TASK PROMPT:
Send back the entries exactly as they were given.
==============================
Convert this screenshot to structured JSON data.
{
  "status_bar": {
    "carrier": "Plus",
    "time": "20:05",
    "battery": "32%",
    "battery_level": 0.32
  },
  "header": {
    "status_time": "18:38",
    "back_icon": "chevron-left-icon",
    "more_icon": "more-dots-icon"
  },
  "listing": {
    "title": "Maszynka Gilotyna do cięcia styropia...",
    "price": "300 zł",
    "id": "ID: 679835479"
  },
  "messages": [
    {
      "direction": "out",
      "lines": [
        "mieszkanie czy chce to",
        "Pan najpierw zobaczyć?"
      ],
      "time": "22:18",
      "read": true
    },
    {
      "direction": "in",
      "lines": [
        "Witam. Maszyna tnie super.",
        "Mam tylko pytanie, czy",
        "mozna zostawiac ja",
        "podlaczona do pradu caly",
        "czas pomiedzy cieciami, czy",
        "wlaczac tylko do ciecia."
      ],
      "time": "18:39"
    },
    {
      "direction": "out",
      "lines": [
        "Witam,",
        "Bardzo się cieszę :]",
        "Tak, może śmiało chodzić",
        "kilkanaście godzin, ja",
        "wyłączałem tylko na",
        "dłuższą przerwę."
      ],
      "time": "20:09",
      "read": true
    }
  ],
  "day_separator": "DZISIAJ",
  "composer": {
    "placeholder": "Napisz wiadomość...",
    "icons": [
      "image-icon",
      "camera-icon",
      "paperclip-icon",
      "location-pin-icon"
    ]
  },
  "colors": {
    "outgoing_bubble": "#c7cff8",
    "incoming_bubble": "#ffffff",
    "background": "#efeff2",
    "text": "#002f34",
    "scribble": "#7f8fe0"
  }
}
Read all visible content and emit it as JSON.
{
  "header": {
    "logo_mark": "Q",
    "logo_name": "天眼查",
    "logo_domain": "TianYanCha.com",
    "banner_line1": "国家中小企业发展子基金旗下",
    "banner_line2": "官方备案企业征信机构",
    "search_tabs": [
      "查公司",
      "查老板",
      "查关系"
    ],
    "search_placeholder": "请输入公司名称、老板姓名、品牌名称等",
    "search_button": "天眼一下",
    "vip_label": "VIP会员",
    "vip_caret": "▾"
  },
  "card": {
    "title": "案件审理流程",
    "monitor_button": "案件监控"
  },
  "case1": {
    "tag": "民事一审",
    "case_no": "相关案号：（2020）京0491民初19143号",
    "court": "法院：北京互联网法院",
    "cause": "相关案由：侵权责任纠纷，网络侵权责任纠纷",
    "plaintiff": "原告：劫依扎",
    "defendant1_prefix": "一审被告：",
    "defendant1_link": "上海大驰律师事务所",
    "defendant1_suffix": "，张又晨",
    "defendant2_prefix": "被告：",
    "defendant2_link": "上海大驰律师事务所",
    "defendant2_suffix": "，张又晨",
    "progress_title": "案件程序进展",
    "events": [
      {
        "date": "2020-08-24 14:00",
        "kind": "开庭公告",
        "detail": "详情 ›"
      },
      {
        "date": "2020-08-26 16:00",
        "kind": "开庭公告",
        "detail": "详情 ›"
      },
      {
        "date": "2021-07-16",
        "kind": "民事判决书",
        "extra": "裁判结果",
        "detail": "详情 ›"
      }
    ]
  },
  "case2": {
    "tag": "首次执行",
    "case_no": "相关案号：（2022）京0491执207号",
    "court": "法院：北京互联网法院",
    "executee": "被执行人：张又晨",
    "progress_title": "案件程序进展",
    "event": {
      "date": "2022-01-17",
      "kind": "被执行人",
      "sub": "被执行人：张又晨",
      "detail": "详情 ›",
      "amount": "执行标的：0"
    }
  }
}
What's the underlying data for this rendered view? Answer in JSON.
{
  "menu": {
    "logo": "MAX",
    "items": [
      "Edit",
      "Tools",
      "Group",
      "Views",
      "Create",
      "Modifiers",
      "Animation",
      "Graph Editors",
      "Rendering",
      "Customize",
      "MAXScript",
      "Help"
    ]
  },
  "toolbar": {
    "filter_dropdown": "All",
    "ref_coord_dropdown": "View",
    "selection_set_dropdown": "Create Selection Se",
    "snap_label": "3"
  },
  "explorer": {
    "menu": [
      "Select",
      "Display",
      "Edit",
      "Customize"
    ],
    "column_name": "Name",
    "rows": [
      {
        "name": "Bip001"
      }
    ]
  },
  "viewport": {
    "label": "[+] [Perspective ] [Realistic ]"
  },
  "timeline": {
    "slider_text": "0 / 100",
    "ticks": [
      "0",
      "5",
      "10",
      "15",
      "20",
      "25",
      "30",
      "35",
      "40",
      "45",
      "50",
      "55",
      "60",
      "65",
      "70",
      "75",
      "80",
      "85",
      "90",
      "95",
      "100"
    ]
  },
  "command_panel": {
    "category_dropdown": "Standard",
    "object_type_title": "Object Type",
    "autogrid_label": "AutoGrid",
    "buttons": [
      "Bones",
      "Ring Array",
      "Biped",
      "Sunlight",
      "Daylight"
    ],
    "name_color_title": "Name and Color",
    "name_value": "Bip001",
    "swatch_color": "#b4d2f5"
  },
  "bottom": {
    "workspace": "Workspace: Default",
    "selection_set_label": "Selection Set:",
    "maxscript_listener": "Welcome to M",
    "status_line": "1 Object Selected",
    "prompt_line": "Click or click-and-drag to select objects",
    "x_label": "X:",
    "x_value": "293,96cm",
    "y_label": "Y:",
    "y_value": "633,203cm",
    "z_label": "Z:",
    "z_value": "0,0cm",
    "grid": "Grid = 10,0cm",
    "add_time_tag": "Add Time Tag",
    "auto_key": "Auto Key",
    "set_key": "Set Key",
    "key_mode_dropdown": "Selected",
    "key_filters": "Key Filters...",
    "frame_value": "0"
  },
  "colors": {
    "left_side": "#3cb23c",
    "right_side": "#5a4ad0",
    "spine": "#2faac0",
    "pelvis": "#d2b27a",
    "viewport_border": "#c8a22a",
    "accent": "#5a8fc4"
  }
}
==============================
SOLUTION TO THIS EXERCISE:
Convert this screenshot to structured JSON data.
{
  "status_bar": {
    "carrier": "Plus",
    "time": "20:05",
    "battery": "32%",
    "battery_level": 0.32
  },
  "header": {
    "status_time": "18:38",
    "back_icon": "chevron-left-icon",
    "more_icon": "more-dots-icon"
  },
  "listing": {
    "title": "Maszynka Gilotyna do cięcia styropia...",
    "price": "300 zł",
    "id": "ID: 679835479"
  },
  "messages": [
    {
      "direction": "out",
      "lines": [
        "mieszkanie czy chce to",
        "Pan najpierw zobaczyć?"
      ],
      "time": "22:18",
      "read": true
    },
    {
      "direction": "in",
      "lines": [
        "Witam. Maszyna tnie super.",
        "Mam tylko pytanie, czy",
        "mozna zostawiac ja",
        "podlaczona do pradu caly",
        "czas pomiedzy cieciami, czy",
        "wlaczac tylko do ciecia."
      ],
      "time": "18:39"
    },
    {
      "direction": "out",
      "lines": [
        "Witam,",
        "Bardzo się cieszę :]",
        "Tak, może śmiało chodzić",
        "kilkanaście godzin, ja",
        "wyłączałem tylko na",
        "dłuższą przerwę."
      ],
      "time": "20:09",
      "read": true
    }
  ],
  "day_separator": "DZISIAJ",
  "composer": {
    "placeholder": "Napisz wiadomość...",
    "icons": [
      "image-icon",
      "camera-icon",
      "paperclip-icon",
      "location-pin-icon"
    ]
  },
  "colors": {
    "outgoing_bubble": "#c7cff8",
    "incoming_bubble": "#ffffff",
    "background": "#efeff2",
    "text": "#002f34",
    "scribble": "#7f8fe0"
  }
}
Read all visible content and emit it as JSON.
{
  "header": {
    "logo_mark": "Q",
    "logo_name": "天眼查",
    "logo_domain": "TianYanCha.com",
    "banner_line1": "国家中小企业发展子基金旗下",
    "banner_line2": "官方备案企业征信机构",
    "search_tabs": [
      "查公司",
      "查老板",
      "查关系"
    ],
    "search_placeholder": "请输入公司名称、老板姓名、品牌名称等",
    "search_button": "天眼一下",
    "vip_label": "VIP会员",
    "vip_caret": "▾"
  },
  "card": {
    "title": "案件审理流程",
    "monitor_button": "案件监控"
  },
  "case1": {
    "tag": "民事一审",
    "case_no": "相关案号：（2020）京0491民初19143号",
    "court": "法院：北京互联网法院",
    "cause": "相关案由：侵权责任纠纷，网络侵权责任纠纷",
    "plaintiff": "原告：劫依扎",
    "defendant1_prefix": "一审被告：",
    "defendant1_link": "上海大驰律师事务所",
    "defendant1_suffix": "，张又晨",
    "defendant2_prefix": "被告：",
    "defendant2_link": "上海大驰律师事务所",
    "defendant2_suffix": "，张又晨",
    "progress_title": "案件程序进展",
    "events": [
      {
        "date": "2020-08-24 14:00",
        "kind": "开庭公告",
        "detail": "详情 ›"
      },
      {
        "date": "2020-08-26 16:00",
        "kind": "开庭公告",
        "detail": "详情 ›"
      },
      {
        "date": "2021-07-16",
        "kind": "民事判决书",
        "extra": "裁判结果",
        "detail": "详情 ›"
      }
    ]
  },
  "case2": {
    "tag": "首次执行",
    "case_no": "相关案号：（2022）京0491执207号",
    "court": "法院：北京互联网法院",
    "executee": "被执行人：张又晨",
    "progress_title": "案件程序进展",
    "event": {
      "date": "2022-01-17",
      "kind": "被执行人",
      "sub": "被执行人：张又晨",
      "detail": "详情 ›",
      "amount": "执行标的：0"
    }
  }
}
What's the underlying data for this rendered view? Answer in JSON.
{
  "menu": {
    "logo": "MAX",
    "items": [
      "Edit",
      "Tools",
      "Group",
      "Views",
      "Create",
      "Modifiers",
      "Animation",
      "Graph Editors",
      "Rendering",
      "Customize",
      "MAXScript",
      "Help"
    ]
  },
  "toolbar": {
    "filter_dropdown": "All",
    "ref_coord_dropdown": "View",
    "selection_set_dropdown": "Create Selection Se",
    "snap_label": "3"
  },
  "explorer": {
    "menu": [
      "Select",
      "Display",
      "Edit",
      "Customize"
    ],
    "column_name": "Name",
    "rows": [
      {
        "name": "Bip001"
      }
    ]
  },
  "viewport": {
    "label": "[+] [Perspective ] [Realistic ]"
  },
  "timeline": {
    "slider_text": "0 / 100",
    "ticks": [
      "0",
      "5",
      "10",
      "15",
      "20",
      "25",
      "30",
      "35",
      "40",
      "45",
      "50",
      "55",
      "60",
      "65",
      "70",
      "75",
      "80",
      "85",
      "90",
      "95",
      "100"
    ]
  },
  "command_panel": {
    "category_dropdown": "Standard",
    "object_type_title": "Object Type",
    "autogrid_label": "AutoGrid",
    "buttons": [
      "Bones",
      "Ring Array",
      "Biped",
      "Sunlight",
      "Daylight"
    ],
    "name_color_title": "Name and Color",
    "name_value": "Bip001",
    "swatch_color": "#b4d2f5"
  },
  "bottom": {
    "workspace": "Workspace: Default",
    "selection_set_label": "Selection Set:",
    "maxscript_listener": "Welcome to M",
    "status_line": "1 Object Selected",
    "prompt_line": "Click or click-and-drag to select objects",
    "x_label": "X:",
    "x_value": "293,96cm",
    "y_label": "Y:",
    "y_value": "633,203cm",
    "z_label": "Z:",
    "z_value": "0,0cm",
    "grid": "Grid = 10,0cm",
    "add_time_tag": "Add Time Tag",
    "auto_key": "Auto Key",
    "set_key": "Set Key",
    "key_mode_dropdown": "Selected",
    "key_filters": "Key Filters...",
    "frame_value": "0"
  },
  "colors": {
    "left_side": "#3cb23c",
    "right_side": "#5a4ad0",
    "spine": "#2faac0",
    "pelvis": "#d2b27a",
    "viewport_border": "#c8a22a",
    "accent": "#5a8fc4"
  }
}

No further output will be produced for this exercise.